:: Extracted material
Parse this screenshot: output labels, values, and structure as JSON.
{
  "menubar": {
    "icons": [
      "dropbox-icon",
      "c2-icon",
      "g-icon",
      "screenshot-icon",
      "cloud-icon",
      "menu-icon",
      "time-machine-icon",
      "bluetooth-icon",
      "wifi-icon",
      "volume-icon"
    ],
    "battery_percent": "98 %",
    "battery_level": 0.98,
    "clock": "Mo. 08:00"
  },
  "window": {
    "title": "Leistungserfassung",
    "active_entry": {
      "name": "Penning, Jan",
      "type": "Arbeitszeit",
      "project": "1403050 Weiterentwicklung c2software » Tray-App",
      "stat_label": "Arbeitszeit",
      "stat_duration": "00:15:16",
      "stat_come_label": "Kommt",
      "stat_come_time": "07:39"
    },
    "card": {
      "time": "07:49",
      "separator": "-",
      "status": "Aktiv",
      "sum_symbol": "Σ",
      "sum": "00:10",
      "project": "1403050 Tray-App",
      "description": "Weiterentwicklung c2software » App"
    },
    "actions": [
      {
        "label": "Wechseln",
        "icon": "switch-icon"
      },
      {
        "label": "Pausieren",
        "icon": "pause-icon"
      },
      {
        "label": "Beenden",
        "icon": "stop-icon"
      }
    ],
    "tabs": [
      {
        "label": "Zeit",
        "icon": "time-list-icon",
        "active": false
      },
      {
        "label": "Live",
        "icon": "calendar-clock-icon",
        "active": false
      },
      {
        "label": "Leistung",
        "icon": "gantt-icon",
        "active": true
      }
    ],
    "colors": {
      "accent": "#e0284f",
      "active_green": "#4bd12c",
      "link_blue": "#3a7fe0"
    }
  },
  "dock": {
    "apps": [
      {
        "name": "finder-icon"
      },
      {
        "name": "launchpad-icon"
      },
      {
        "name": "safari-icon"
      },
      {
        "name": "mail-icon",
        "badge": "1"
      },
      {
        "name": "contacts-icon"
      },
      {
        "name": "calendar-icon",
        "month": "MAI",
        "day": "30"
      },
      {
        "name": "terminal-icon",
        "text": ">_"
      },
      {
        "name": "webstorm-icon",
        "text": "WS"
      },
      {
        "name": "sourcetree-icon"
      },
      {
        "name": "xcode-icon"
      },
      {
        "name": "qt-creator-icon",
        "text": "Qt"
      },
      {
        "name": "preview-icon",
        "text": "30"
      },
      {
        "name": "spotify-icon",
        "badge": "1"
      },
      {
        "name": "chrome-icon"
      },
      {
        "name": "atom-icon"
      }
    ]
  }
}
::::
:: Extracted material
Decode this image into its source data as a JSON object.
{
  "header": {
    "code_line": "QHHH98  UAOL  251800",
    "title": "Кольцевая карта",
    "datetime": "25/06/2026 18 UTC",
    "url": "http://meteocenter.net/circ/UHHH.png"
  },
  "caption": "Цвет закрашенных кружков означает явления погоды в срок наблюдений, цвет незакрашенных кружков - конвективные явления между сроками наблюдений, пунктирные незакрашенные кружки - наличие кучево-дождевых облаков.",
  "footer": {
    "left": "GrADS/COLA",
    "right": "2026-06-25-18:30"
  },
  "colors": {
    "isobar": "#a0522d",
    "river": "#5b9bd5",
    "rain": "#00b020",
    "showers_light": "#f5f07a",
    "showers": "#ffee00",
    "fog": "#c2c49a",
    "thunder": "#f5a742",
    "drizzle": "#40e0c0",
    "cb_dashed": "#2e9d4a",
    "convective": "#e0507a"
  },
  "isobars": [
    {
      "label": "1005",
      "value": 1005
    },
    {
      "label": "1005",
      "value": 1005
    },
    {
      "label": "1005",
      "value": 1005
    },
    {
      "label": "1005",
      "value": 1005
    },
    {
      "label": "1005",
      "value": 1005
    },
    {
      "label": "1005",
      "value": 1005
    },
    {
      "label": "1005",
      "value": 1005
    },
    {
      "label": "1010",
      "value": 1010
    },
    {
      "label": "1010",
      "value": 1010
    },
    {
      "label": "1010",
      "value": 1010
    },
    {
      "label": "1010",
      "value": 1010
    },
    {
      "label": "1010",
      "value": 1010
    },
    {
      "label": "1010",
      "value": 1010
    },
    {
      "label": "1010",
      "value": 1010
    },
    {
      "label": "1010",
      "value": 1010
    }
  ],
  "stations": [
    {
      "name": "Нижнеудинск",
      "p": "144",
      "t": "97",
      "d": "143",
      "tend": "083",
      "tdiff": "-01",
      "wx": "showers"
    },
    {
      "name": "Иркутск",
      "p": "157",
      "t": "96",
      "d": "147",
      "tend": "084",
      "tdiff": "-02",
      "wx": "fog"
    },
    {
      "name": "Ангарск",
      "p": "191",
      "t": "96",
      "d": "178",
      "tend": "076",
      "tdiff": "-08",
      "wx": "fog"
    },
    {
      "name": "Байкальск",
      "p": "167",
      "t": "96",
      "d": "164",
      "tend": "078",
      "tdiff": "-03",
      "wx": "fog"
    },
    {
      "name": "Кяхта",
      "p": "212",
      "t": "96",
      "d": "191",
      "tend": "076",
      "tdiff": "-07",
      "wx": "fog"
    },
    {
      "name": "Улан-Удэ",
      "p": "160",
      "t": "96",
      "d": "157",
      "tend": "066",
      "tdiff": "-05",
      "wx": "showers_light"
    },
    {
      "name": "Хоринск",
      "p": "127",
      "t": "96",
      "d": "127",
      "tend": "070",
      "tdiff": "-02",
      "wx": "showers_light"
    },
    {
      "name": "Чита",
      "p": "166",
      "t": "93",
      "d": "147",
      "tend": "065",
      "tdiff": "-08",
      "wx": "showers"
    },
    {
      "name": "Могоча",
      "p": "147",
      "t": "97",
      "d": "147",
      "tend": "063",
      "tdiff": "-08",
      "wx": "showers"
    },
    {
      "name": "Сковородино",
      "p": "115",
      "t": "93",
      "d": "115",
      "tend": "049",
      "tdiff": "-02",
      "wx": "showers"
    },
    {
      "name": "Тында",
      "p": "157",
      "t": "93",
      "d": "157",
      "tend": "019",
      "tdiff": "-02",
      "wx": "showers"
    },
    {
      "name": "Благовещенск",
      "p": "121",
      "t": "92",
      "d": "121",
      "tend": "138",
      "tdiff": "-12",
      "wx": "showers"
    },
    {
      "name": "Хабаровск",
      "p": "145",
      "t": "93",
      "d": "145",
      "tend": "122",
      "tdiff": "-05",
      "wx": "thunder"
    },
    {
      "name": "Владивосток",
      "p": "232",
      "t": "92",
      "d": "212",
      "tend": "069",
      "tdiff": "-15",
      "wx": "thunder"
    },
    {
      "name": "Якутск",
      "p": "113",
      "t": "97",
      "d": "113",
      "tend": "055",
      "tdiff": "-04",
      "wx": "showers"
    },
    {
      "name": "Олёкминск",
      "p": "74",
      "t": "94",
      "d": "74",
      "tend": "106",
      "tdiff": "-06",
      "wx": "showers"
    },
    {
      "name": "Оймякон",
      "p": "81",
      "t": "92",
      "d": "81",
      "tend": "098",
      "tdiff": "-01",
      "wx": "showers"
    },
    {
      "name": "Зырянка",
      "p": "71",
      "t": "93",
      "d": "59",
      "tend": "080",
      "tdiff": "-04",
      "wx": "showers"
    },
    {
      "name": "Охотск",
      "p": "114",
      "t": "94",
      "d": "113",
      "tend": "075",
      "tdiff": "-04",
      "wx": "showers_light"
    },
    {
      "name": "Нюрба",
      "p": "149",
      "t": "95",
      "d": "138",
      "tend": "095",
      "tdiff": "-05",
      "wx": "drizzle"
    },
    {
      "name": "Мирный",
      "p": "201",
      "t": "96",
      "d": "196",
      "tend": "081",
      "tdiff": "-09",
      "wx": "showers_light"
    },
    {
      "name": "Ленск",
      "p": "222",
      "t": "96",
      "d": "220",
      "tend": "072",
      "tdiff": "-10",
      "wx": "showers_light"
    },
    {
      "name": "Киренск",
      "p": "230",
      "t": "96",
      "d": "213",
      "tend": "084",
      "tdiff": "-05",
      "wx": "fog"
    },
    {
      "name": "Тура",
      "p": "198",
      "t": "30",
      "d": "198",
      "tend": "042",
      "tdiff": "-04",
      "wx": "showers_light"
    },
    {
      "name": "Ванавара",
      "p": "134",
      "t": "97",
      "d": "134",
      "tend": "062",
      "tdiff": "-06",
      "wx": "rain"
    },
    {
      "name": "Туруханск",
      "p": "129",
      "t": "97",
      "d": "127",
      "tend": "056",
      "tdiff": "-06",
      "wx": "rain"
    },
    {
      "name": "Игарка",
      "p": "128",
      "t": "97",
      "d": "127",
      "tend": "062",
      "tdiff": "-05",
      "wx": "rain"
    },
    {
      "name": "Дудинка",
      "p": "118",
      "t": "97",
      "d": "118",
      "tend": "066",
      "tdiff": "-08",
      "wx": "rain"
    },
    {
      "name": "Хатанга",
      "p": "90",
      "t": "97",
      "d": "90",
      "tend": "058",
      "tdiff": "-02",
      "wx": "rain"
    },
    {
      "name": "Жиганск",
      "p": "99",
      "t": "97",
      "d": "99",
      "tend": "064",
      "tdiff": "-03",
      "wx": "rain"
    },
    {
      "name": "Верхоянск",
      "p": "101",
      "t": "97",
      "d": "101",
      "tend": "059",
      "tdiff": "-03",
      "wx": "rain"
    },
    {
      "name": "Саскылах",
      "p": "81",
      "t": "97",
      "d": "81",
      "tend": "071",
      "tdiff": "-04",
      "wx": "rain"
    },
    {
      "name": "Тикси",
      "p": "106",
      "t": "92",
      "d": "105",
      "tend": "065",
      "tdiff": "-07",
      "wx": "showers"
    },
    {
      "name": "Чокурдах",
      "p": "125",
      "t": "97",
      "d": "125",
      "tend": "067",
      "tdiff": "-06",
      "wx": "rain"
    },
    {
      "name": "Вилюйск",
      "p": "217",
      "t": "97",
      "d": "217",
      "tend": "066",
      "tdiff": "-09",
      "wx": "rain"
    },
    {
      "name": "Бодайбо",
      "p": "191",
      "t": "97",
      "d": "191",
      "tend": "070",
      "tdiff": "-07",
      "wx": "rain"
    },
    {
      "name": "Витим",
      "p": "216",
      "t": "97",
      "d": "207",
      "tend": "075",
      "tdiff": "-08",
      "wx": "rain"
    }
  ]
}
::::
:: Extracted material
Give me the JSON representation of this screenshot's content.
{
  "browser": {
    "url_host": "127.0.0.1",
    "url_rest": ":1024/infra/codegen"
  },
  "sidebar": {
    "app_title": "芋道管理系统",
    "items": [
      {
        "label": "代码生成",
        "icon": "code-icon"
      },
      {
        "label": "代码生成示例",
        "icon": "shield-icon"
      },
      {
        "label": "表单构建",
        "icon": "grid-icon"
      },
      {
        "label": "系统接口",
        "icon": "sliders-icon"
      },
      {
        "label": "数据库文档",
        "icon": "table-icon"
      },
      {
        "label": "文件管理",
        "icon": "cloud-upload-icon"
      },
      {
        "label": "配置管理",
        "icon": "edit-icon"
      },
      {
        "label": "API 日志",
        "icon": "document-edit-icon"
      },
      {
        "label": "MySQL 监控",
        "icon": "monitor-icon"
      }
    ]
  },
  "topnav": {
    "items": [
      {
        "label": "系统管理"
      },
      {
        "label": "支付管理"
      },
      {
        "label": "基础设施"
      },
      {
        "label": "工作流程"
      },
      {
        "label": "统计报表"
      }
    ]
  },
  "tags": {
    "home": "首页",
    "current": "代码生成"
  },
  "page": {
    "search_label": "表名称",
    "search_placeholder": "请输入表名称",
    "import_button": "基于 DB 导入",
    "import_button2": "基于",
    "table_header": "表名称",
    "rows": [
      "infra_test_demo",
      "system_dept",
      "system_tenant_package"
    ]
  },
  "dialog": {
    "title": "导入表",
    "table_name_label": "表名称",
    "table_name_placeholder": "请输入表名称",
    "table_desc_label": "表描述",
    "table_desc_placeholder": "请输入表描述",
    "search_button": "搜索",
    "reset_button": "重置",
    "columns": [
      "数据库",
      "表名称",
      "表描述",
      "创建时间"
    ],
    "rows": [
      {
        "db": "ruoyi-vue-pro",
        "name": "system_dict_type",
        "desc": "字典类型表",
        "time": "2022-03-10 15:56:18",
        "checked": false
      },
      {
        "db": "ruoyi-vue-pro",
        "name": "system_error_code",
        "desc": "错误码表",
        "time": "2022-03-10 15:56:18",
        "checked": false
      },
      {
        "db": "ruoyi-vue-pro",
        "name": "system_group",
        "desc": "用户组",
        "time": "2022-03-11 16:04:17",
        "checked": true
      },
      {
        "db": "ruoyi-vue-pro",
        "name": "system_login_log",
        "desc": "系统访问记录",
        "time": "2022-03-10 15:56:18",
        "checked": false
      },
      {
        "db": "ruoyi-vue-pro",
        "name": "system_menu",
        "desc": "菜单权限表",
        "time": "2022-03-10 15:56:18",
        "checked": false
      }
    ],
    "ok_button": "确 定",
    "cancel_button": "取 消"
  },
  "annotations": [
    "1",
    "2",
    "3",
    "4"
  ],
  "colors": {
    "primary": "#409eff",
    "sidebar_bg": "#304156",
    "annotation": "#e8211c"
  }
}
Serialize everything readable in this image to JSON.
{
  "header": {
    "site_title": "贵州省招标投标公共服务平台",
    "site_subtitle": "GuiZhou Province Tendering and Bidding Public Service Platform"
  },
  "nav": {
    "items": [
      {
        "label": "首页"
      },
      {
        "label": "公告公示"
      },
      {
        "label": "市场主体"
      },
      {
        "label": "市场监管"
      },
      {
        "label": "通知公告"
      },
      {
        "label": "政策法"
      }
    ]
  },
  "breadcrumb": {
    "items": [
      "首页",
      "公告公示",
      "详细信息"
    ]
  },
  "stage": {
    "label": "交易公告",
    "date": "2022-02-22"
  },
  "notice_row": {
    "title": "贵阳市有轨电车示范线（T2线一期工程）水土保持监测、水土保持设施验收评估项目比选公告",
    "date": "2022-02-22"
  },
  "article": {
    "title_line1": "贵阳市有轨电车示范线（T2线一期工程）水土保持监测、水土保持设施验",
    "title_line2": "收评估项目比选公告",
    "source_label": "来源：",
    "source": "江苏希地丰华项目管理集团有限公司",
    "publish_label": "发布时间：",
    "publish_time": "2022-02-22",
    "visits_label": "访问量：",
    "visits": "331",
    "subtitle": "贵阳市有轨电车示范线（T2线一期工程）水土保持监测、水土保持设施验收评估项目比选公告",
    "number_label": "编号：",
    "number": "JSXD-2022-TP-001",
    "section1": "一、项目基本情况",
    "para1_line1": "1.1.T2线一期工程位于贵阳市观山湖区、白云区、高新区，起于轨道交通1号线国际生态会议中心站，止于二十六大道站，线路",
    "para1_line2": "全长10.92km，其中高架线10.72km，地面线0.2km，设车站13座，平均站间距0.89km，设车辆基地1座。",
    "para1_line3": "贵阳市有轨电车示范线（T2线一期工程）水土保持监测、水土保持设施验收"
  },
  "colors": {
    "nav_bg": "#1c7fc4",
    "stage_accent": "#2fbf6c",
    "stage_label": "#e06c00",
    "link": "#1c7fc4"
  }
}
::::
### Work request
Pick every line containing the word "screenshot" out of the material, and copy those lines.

### Reply
Parse this screenshot: output labels, values, and structure as JSON.
      "screenshot-icon",
Give me the JSON representation of this screenshot's content.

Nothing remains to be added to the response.